WORK TO BE COMPLETED ▸ Working through the lines below, return each one that holds "JSON".

(DATA FOR PROCESSING begins)

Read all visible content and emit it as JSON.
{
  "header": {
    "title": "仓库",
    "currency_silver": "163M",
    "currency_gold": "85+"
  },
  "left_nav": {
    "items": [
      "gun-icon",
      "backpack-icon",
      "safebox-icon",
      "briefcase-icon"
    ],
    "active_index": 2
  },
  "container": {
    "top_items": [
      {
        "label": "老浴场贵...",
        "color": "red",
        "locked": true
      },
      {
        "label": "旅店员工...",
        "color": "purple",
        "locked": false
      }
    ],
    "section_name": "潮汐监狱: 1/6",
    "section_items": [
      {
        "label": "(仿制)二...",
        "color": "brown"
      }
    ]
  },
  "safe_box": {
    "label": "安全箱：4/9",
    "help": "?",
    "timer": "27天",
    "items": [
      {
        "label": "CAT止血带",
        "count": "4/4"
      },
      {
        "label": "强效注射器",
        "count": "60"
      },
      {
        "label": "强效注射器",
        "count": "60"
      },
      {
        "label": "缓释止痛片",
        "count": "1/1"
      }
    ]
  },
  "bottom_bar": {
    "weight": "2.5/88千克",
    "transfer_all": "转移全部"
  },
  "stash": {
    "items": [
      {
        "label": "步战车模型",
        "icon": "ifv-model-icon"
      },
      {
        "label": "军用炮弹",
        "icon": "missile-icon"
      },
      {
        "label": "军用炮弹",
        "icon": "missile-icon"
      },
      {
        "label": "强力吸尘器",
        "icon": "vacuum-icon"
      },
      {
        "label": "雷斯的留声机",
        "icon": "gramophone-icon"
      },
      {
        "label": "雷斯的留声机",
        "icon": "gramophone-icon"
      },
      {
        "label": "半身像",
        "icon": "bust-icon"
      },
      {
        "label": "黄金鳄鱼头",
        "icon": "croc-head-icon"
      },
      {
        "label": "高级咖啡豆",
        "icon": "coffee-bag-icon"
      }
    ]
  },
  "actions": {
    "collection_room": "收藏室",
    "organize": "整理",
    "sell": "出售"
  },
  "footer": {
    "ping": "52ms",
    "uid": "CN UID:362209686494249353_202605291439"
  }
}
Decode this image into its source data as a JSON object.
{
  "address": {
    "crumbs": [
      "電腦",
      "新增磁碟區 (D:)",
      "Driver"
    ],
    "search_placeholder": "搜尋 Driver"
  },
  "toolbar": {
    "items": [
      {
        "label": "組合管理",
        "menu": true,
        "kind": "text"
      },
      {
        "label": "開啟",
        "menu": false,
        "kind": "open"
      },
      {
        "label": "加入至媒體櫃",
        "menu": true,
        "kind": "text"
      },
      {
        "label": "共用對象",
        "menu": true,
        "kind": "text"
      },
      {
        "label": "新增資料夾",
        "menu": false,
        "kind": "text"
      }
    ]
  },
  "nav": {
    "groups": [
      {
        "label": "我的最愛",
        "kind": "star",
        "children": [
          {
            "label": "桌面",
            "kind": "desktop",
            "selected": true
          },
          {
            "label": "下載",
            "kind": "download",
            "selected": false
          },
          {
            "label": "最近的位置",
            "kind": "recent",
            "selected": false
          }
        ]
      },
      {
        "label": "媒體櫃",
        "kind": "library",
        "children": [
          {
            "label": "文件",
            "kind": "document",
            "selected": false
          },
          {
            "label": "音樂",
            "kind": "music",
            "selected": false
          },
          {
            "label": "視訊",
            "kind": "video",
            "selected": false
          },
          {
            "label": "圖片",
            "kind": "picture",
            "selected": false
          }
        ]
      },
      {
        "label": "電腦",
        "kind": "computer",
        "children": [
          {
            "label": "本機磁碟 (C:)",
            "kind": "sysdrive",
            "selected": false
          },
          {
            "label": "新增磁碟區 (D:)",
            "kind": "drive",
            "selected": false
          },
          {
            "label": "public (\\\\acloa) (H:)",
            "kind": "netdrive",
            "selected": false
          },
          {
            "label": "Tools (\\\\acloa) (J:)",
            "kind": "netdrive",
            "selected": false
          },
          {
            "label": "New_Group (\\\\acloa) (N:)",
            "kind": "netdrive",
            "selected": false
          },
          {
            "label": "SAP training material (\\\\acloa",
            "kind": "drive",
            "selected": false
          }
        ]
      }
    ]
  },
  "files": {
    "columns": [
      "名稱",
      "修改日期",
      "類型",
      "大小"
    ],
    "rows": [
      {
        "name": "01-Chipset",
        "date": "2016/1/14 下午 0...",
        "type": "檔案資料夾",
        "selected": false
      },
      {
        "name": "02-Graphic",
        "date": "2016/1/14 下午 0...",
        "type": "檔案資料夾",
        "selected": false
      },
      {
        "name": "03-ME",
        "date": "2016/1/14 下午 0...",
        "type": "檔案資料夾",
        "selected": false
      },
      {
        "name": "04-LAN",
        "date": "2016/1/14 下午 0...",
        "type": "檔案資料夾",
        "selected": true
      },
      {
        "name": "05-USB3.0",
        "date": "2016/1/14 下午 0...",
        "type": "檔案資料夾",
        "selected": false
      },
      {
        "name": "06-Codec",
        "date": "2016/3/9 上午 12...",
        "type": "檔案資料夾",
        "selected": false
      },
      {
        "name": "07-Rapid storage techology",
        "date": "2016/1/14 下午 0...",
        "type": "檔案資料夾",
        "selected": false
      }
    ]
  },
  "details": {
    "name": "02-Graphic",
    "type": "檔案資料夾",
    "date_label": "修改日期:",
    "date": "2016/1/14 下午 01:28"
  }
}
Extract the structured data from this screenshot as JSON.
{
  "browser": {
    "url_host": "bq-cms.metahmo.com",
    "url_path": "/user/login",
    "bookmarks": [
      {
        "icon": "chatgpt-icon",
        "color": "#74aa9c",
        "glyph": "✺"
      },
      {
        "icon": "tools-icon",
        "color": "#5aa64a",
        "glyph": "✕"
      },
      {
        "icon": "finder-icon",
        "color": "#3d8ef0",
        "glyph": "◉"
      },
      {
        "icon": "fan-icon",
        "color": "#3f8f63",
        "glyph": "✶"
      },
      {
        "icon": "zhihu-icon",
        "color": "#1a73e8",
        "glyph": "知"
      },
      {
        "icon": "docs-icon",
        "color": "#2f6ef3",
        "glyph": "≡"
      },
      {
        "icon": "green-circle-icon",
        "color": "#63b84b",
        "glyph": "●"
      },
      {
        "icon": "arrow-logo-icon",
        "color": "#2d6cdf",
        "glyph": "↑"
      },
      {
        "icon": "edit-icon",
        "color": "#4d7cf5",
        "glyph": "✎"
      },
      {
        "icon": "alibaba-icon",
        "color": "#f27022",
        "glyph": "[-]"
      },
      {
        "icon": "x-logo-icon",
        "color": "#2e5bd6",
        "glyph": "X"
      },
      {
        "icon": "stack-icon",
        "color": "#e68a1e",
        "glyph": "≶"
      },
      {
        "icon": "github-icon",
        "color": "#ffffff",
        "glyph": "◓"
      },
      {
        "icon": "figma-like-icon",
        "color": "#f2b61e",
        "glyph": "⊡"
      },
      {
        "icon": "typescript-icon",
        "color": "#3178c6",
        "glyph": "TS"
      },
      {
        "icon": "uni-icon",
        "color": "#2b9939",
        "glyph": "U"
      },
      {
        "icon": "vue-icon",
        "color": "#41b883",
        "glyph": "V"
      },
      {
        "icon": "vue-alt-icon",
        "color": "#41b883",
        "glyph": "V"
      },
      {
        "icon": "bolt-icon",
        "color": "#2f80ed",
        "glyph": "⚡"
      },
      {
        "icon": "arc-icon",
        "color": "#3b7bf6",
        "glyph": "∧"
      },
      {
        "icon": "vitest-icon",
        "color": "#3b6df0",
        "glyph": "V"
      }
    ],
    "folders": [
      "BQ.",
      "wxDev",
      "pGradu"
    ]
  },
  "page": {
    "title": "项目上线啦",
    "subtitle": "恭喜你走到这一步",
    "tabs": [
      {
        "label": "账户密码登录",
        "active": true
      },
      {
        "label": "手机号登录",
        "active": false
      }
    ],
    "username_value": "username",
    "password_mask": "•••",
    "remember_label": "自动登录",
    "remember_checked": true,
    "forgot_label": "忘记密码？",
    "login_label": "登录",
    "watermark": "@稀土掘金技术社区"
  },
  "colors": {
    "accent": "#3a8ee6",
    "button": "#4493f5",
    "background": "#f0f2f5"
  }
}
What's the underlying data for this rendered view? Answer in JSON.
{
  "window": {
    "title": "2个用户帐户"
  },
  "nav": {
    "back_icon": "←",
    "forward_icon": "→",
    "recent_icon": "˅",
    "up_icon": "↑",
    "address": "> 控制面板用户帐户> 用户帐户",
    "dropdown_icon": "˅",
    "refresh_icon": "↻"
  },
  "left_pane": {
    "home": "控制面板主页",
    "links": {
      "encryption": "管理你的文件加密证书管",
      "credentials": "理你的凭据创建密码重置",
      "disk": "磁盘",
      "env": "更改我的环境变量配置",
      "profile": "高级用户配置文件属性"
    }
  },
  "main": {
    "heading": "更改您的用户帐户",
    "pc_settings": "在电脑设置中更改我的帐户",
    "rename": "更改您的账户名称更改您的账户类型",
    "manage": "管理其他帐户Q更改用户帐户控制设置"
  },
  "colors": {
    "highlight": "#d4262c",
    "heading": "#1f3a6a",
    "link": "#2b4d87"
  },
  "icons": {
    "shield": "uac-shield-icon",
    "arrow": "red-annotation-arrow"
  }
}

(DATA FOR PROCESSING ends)

SOLUTION FOR THIS TASK ▸
Read all visible content and emit it as JSON.
Decode this image into its source data as a JSON object.
Extract the structured data from this screenshot as JSON.
What's the underlying data for this rendered view? Answer in JSON.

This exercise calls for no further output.